= About this task =
Give all of the data again exactly as written, omitting every image.

Top of Excerpted data

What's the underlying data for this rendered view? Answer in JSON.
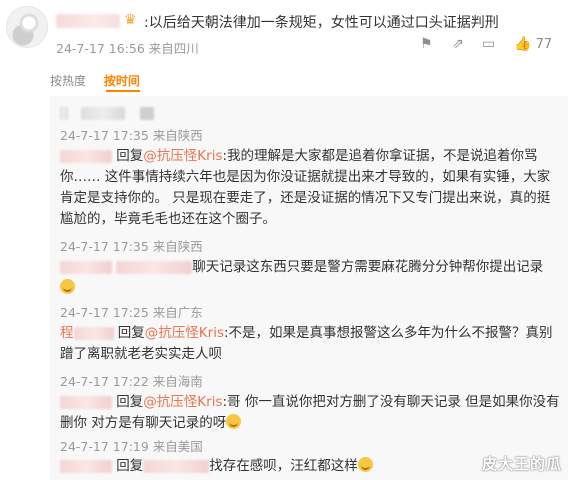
{
  "comment": {
    "text": ":以后给天朝法律加一条规矩，女性可以通过口头证据判刑",
    "time": "24-7-17 16:56",
    "location": "来自四川",
    "likes": "77"
  },
  "sort": {
    "options": [
      "按热度",
      "按时间"
    ],
    "active": "按时间"
  },
  "replies": [
    {
      "prefix": "回复",
      "mention": "@抗压怪Kris",
      "text": ":我的理解是大家都是追着你拿证据，不是说追着你骂你…… 这件事情持续六年也是因为你没证据就提出来才导致的，如果有实锤，大家肯定是支持你的。 只是现在要走了，还是没证据的情况下又专门提出来说，真的挺尴尬的，毕竟毛毛也还在这个圈子。"
    },
    {
      "time": "24-7-17 17:35",
      "location": "来自陕西"
    },
    {
      "text": "聊天记录这东西只要是警方需要麻花腾分分钟帮你提出记录"
    },
    {
      "time": "24-7-17 17:25",
      "location": "来自广东"
    },
    {
      "user": "程",
      "prefix": "回复",
      "mention": "@抗压怪Kris",
      "text": ":不是，如果是真事想报警这么多年为什么不报警？真别蹭了离职就老老实实走人呗"
    },
    {
      "time": "24-7-17 17:22",
      "location": "来自海南"
    },
    {
      "prefix": "回复",
      "mention": "@抗压怪Kris",
      "text": ":哥 你一直说你把对方删了没有聊天记录 但是如果你没有删你 对方是有聊天记录的呀"
    },
    {
      "time": "24-7-17 17:19",
      "location": "来自美国"
    },
    {
      "prefix": "回复",
      "text": "找存在感呗，汪红都这样"
    },
    {
      "time": "24-7-17 17:18",
      "location": "来自重庆"
    }
  ],
  "top_reply_time": "24-7-17 17:35",
  "top_reply_location": "来自陕西",
  "watermark": "皮大王的瓜"
}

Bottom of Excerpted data

= Answer space =
What's the underlying data for this rendered view? Answer in JSON.
{
  "comment": {
    "text": ":以后给天朝法律加一条规矩，女性可以通过口头证据判刑",
    "time": "24-7-17 16:56",
    "location": "来自四川",
    "likes": "77"
  },
  "sort": {
    "options": [
      "按热度",
      "按时间"
    ],
    "active": "按时间"
  },
  "replies": [
    {
      "prefix": "回复",
      "mention": "@抗压怪Kris",
      "text": ":我的理解是大家都是追着你拿证据，不是说追着你骂你…… 这件事情持续六年也是因为你没证据就提出来才导致的，如果有实锤，大家肯定是支持你的。 只是现在要走了，还是没证据的情况下又专门提出来说，真的挺尴尬的，毕竟毛毛也还在这个圈子。"
    },
    {
      "time": "24-7-17 17:35",
      "location": "来自陕西"
    },
    {
      "text": "聊天记录这东西只要是警方需要麻花腾分分钟帮你提出记录"
    },
    {
      "time": "24-7-17 17:25",
      "location": "来自广东"
    },
    {
      "user": "程",
      "prefix": "回复",
      "mention": "@抗压怪Kris",
      "text": ":不是，如果是真事想报警这么多年为什么不报警？真别蹭了离职就老老实实走人呗"
    },
    {
      "time": "24-7-17 17:22",
      "location": "来自海南"
    },
    {
      "prefix": "回复",
      "mention": "@抗压怪Kris",
      "text": ":哥 你一直说你把对方删了没有聊天记录 但是如果你没有删你 对方是有聊天记录的呀"
    },
    {
      "time": "24-7-17 17:19",
      "location": "来自美国"
    },
    {
      "prefix": "回复",
      "text": "找存在感呗，汪红都这样"
    },
    {
      "time": "24-7-17 17:18",
      "location": "来自重庆"
    }
  ],
  "top_reply_time": "24-7-17 17:35",
  "top_reply_location": "来自陕西",
  "watermark": "皮大王的瓜"
}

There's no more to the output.